Work item -> What comes back must be the data itself, retyped exactly.

Input material ->
'''

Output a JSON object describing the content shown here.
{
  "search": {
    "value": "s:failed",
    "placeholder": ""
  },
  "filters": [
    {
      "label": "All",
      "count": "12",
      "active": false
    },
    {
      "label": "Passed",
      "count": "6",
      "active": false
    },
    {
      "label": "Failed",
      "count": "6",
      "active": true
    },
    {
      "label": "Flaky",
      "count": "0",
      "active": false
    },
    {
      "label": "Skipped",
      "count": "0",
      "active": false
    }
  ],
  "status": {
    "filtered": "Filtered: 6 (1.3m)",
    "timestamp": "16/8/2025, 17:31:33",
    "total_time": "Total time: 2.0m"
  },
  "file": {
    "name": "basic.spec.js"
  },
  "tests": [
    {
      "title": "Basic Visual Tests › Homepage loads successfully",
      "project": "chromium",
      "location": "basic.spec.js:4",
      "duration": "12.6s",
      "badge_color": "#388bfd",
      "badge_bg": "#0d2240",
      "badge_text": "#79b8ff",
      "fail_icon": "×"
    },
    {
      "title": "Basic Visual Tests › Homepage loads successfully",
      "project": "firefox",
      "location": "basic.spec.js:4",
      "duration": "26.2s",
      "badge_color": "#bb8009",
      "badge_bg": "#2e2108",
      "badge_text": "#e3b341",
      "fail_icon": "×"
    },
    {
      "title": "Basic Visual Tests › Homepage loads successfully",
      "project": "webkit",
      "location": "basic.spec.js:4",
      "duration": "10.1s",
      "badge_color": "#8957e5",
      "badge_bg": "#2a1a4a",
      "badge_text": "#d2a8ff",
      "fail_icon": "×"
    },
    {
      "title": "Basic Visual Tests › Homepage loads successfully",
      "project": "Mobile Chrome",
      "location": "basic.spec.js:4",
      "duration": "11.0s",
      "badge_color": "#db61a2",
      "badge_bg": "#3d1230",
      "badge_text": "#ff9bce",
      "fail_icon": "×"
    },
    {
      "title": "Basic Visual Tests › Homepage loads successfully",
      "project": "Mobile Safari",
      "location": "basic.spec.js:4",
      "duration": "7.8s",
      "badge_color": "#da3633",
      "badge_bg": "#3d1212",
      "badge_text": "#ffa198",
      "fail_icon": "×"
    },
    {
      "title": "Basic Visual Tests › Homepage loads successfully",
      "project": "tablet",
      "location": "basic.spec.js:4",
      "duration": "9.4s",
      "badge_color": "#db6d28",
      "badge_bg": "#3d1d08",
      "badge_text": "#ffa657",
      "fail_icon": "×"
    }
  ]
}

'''

Response ->
Output a JSON object describing the content shown here.
{
  "search": {
    "value": "s:failed",
    "placeholder": ""
  },
  "filters": [
    {
      "label": "All",
      "count": "12",
      "active": false
    },
    {
      "label": "Passed",
      "count": "6",
      "active": false
    },
    {
      "label": "Failed",
      "count": "6",
      "active": true
    },
    {
      "label": "Flaky",
      "count": "0",
      "active": false
    },
    {
      "label": "Skipped",
      "count": "0",
      "active": false
    }
  ],
  "status": {
    "filtered": "Filtered: 6 (1.3m)",
    "timestamp": "16/8/2025, 17:31:33",
    "total_time": "Total time: 2.0m"
  },
  "file": {
    "name": "basic.spec.js"
  },
  "tests": [
    {
      "title": "Basic Visual Tests › Homepage loads successfully",
      "project": "chromium",
      "location": "basic.spec.js:4",
      "duration": "12.6s",
      "badge_color": "#388bfd",
      "badge_bg": "#0d2240",
      "badge_text": "#79b8ff",
      "fail_icon": "×"
    },
    {
      "title": "Basic Visual Tests › Homepage loads successfully",
      "project": "firefox",
      "location": "basic.spec.js:4",
      "duration": "26.2s",
      "badge_color": "#bb8009",
      "badge_bg": "#2e2108",
      "badge_text": "#e3b341",
      "fail_icon": "×"
    },
    {
      "title": "Basic Visual Tests › Homepage loads successfully",
      "project": "webkit",
      "location": "basic.spec.js:4",
      "duration": "10.1s",
      "badge_color": "#8957e5",
      "badge_bg": "#2a1a4a",
      "badge_text": "#d2a8ff",
      "fail_icon": "×"
    },
    {
      "title": "Basic Visual Tests › Homepage loads successfully",
      "project": "Mobile Chrome",
      "location": "basic.spec.js:4",
      "duration": "11.0s",
      "badge_color": "#db61a2",
      "badge_bg": "#3d1230",
      "badge_text": "#ff9bce",
      "fail_icon": "×"
    },
    {
      "title": "Basic Visual Tests › Homepage loads successfully",
      "project": "Mobile Safari",
      "location": "basic.spec.js:4",
      "duration": "7.8s",
      "badge_color": "#da3633",
      "badge_bg": "#3d1212",
      "badge_text": "#ffa198",
      "fail_icon": "×"
    },
    {
      "title": "Basic Visual Tests › Homepage loads successfully",
      "project": "tablet",
      "location": "basic.spec.js:4",
      "duration": "9.4s",
      "badge_color": "#db6d28",
      "badge_bg": "#3d1d08",
      "badge_text": "#ffa657",
      "fail_icon": "×"
    }
  ]
}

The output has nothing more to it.